Required work – Search the entries below for the word "list" and copy each line that has it.

Entries provided –
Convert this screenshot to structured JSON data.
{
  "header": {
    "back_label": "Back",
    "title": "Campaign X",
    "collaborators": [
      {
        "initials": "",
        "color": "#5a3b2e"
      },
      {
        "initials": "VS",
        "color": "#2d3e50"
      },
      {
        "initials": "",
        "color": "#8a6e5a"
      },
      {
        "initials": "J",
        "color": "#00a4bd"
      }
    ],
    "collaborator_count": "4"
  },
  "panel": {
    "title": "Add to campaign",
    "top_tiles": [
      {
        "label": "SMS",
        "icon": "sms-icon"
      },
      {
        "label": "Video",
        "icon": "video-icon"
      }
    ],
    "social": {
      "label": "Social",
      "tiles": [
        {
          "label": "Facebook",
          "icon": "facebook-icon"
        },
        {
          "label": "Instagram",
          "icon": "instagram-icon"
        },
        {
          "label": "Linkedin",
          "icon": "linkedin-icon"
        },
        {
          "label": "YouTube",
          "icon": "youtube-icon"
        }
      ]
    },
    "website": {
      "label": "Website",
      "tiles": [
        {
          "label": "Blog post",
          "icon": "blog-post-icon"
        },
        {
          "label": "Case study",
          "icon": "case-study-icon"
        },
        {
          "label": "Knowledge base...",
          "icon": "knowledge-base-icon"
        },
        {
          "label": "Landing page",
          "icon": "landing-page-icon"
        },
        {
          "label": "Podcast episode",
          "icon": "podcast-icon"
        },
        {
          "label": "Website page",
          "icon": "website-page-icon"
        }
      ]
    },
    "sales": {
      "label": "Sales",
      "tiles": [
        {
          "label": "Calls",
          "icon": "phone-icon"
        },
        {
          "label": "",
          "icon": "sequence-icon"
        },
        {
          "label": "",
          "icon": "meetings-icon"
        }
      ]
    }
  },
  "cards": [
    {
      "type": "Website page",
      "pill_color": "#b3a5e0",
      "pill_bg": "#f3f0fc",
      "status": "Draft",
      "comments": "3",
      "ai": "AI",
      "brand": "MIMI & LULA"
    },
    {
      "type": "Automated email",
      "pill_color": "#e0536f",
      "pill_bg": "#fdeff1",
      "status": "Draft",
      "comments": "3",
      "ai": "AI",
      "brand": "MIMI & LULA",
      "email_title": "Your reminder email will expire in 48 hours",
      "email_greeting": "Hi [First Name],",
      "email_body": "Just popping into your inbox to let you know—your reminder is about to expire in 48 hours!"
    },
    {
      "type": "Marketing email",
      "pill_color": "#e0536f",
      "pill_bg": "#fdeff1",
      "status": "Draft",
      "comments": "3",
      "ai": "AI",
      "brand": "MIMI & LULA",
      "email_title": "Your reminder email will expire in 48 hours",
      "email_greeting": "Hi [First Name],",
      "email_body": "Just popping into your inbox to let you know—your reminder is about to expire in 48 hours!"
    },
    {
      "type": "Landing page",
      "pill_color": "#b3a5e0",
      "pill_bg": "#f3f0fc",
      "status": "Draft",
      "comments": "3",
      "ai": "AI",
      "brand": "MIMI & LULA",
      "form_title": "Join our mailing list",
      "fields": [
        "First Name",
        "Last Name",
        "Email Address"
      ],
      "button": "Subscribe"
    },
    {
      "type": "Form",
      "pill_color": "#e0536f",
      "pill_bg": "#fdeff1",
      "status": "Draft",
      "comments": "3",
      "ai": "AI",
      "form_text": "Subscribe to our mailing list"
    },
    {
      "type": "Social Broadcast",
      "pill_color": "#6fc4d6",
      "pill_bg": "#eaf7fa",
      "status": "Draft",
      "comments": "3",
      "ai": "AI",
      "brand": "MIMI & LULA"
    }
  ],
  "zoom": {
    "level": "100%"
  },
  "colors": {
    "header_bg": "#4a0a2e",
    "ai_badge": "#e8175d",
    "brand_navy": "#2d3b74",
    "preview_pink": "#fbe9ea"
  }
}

Output below –
      "form_title": "Join our mailing list",
      "form_text": "Subscribe to our mailing list"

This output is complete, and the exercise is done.